Forgive the Dr. Seuss-like rhyme, but the truth is, when it comes to academic success, the mind is an undeniably powerful player.
In her book Mindset: The New Psychology of Success, psychologist Carol S. Dweck points out that a student’s mindset originates in messages that are either judgmental or developmentally based. This simply means that we learn (through messages from our parents, teachers, coaches and even ourselves) to either love or hate challenges, embrace or fear mistakes, and appreciate or despise effort and learning.
Further, Dr. Dweck says that each of us chooses one of two mindsets: fixed or growth. Those with a fixed mindset, she says, do not believe they can improve on their given talents and skills, viewing challenges not as positive, rather as negative.
Those with a growth mindset, she says, believe in improvement through hard work and perseverance. As a result, challenges and new opportunities are viewed through the lens of openly pushing towards achievement.
All that to say, you can achieve academic success as an adult learner or non-traditional student who is returning to college simply by adopting the right mindset.
- Decide to adopt a growth mindset. Dweck says mindset is a choice. Which means at any time—even right now, instantly—you can choose to move from a fixed mindset to a growth mindset. Her advice is to listen to your self-talk and counter with the growth mindset voice. For example, instead of saying, “I’ll never be good at taking tests,” (fixed-mindset) say, “Taking tests isn’t easy for a lot of people, but I can learn to be a better test-taker” (growth mindset).
- Set an academic goal. How can you achieve something if you don’t know what it is? Like any goal setting, be specific, whether you’re reaching for a particular grade or a percentage of improvement. Remember, the person with the growth mindset sees possibility, defines it and then goes for it.
- Keep your goal front and center. Remind yourself of your goal through positive self-talk, visualization or even something tangible like a sticky note that says something like, “I am a champion test taker.”
- Recognize and reward your achievements appropriately.
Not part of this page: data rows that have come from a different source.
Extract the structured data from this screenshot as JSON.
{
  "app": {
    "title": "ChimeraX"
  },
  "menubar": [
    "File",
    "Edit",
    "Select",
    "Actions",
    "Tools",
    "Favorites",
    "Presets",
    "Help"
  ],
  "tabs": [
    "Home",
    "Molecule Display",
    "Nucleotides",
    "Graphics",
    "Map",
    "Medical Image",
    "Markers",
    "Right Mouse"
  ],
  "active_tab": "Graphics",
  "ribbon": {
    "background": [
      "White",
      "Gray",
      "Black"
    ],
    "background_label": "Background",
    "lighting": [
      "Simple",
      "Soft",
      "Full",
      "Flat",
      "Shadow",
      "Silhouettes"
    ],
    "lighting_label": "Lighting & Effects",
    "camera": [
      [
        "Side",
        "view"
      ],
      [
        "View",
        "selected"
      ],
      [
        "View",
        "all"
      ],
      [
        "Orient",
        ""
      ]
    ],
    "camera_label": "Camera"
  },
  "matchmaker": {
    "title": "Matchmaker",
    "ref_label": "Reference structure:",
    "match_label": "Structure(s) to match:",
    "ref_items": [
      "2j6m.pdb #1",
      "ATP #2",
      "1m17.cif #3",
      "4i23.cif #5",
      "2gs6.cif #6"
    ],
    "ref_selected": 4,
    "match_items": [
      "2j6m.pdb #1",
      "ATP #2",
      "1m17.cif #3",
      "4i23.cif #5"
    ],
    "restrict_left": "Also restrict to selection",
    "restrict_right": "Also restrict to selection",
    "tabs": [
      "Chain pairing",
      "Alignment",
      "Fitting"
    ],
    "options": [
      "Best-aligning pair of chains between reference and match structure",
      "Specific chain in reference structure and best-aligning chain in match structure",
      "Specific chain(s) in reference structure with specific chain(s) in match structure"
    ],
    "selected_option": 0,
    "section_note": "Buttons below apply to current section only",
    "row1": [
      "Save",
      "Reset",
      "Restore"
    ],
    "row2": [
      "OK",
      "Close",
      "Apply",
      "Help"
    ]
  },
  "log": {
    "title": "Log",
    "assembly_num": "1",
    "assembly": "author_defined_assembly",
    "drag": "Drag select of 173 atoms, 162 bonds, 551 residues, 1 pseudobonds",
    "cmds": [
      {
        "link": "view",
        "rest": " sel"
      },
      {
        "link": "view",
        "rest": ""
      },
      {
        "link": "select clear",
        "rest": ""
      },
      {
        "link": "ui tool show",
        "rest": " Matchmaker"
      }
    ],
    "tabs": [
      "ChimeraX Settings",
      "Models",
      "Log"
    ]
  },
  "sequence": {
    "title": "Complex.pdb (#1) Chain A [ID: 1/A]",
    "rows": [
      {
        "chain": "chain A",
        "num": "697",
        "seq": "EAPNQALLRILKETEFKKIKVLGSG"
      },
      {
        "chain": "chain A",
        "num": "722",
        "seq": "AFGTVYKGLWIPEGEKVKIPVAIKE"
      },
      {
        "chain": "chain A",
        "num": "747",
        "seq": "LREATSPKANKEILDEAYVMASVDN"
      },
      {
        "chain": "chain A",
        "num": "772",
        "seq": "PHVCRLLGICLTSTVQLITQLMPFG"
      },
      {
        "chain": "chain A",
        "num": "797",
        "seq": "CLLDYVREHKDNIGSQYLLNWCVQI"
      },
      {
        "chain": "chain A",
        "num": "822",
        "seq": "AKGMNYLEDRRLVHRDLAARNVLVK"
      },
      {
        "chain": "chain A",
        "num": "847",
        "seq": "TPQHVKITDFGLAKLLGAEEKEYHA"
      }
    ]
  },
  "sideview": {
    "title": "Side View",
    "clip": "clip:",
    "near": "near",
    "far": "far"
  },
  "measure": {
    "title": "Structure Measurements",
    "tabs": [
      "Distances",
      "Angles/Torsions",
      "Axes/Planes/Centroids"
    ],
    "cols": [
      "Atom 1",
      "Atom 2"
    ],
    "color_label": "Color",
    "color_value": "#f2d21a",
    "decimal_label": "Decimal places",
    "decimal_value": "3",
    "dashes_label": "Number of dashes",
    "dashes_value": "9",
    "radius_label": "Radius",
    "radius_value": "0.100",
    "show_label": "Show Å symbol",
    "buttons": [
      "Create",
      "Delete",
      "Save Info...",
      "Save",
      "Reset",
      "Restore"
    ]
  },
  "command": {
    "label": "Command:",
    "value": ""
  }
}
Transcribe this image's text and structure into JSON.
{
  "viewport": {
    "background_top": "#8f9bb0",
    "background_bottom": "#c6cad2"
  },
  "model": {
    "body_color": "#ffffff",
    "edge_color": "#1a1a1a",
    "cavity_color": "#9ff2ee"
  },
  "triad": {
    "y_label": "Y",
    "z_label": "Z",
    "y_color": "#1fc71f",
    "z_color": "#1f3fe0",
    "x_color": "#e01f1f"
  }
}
In her research, Dr. Dweck found that certain kinds of praise, such as “good job, you’re very smart,” can actually contribute to a fixed mindset; whereas praising through encouragement, such as “good job, you worked very hard,” can help develop a growth mindset. In other words, celebrate your achievements but don’t rest on them too long—you have much more you can accomplish if you try.
Do you have any tips of your own for getting into a good mindset? Please comment below and tell us about them!